If a line in the entries below includes "Bits", pick it out and copy it.
** The input follows **
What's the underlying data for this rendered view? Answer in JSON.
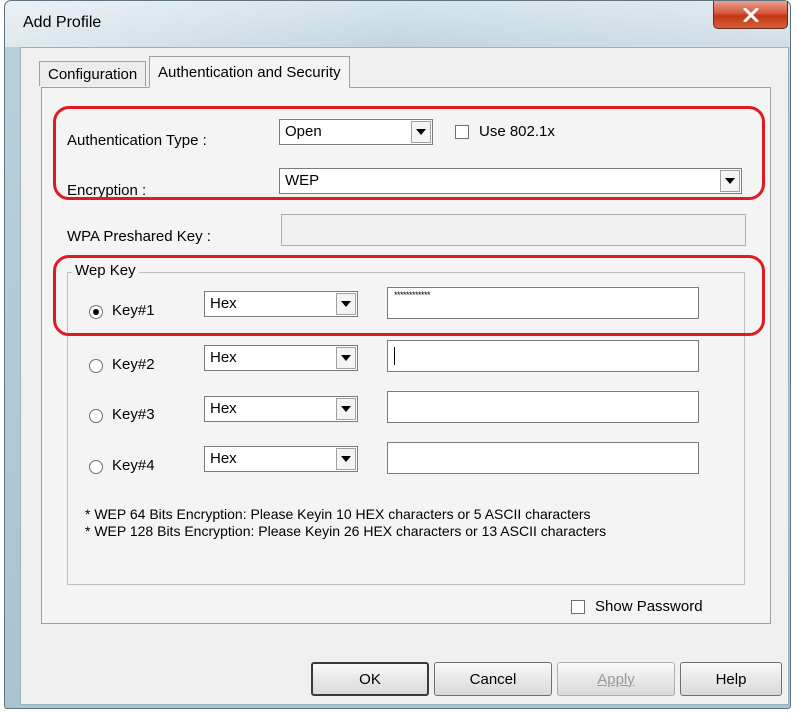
{
  "window": {
    "title": "Add Profile"
  },
  "tabs": [
    {
      "label": "Configuration",
      "active": false
    },
    {
      "label": "Authentication and Security",
      "active": true
    }
  ],
  "auth": {
    "type_label": "Authentication Type :",
    "type_value": "Open",
    "use8021x_label": "Use 802.1x",
    "use8021x_checked": false,
    "encryption_label": "Encryption :",
    "encryption_value": "WEP",
    "wpa_label": "WPA Preshared Key :",
    "wpa_value": ""
  },
  "wep": {
    "group_title": "Wep Key",
    "keys": [
      {
        "label": "Key#1",
        "format": "Hex",
        "value": "************",
        "selected": true
      },
      {
        "label": "Key#2",
        "format": "Hex",
        "value": "",
        "selected": false
      },
      {
        "label": "Key#3",
        "format": "Hex",
        "value": "",
        "selected": false
      },
      {
        "label": "Key#4",
        "format": "Hex",
        "value": "",
        "selected": false
      }
    ],
    "note1": "* WEP 64 Bits Encryption:  Please Keyin 10 HEX characters or 5 ASCII characters",
    "note2": "* WEP 128 Bits Encryption:  Please Keyin 26 HEX characters or 13 ASCII characters"
  },
  "show_password": {
    "label": "Show Password",
    "checked": false
  },
  "buttons": {
    "ok": "OK",
    "cancel": "Cancel",
    "apply": "Apply",
    "help": "Help"
  },
  "colors": {
    "highlight": "#e01a22",
    "close_button": "#c23513"
  }
}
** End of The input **
_Reply_.
    "note1": "* WEP 64 Bits Encryption:  Please Keyin 10 HEX characters or 5 ASCII characters",
    "note2": "* WEP 128 Bits Encryption:  Please Keyin 26 HEX characters or 13 ASCII characters"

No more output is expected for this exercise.